Failure as an aesthetic provocation is the uniting principle behind this 17-artist group show. But aside from a wobbly stacked sculpture by Gelitin (Latte Macchiato, 2012), which fell to the floor during the exhibition opening, the pieces imply the notion through contained means. The visceral qualities of failure are played out in paintings like Emily Mae Smith’s The Studio (Science Fiction), 2015, in which a cracked egg hovers in space, and in the underknown Pop expressionist Gene Beery’s Unpopular Cuts of Meat (1969). Process meets pathos in Josef Bauer’s 1972 “body sculpture” photographs, of a shrouded person posing on a pedestal as a failed monument. No show on failure would be complete without Gen X art, and Sean Landers’s letter about his student debt, To Whom it May Concern (1991), perfectly fits the bill.

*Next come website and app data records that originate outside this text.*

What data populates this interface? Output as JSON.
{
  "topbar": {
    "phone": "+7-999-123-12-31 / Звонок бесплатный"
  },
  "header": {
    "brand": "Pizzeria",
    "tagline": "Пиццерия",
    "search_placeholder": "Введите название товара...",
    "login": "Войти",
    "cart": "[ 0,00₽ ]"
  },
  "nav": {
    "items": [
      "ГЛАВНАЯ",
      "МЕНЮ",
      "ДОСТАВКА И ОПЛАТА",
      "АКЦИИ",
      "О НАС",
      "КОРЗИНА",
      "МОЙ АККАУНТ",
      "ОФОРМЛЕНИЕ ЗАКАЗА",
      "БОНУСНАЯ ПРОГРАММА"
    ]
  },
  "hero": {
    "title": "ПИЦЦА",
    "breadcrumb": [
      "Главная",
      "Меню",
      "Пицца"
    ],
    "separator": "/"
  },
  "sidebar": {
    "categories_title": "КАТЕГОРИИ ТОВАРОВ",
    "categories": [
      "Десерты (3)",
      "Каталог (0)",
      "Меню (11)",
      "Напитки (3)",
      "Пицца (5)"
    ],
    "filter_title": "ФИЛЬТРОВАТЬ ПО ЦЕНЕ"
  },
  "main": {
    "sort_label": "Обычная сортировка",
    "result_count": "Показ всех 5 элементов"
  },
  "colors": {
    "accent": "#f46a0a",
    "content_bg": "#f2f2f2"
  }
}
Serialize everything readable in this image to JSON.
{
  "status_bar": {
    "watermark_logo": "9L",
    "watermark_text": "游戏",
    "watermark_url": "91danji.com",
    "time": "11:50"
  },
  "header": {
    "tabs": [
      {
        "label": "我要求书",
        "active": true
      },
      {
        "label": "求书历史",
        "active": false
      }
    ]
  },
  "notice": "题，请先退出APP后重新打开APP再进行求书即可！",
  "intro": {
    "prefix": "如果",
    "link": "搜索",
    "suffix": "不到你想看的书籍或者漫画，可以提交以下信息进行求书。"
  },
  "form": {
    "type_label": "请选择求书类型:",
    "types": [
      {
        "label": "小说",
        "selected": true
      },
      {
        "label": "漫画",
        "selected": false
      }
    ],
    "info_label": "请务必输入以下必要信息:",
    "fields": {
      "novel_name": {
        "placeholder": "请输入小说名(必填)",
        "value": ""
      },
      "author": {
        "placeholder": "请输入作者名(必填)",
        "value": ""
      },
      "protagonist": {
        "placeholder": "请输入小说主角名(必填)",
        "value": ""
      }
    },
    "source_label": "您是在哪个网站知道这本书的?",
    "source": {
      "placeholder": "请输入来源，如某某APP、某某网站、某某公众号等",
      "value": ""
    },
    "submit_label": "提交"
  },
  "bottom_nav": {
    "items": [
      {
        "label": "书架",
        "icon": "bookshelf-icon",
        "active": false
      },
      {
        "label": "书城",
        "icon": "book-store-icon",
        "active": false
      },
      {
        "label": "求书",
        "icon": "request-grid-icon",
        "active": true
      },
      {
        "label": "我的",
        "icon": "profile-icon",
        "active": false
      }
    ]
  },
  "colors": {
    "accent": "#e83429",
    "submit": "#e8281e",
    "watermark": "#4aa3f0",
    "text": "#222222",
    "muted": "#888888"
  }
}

Pictured: Installation view of “I Dropped the Lemon Tart”; at Lisa Cooley, New York.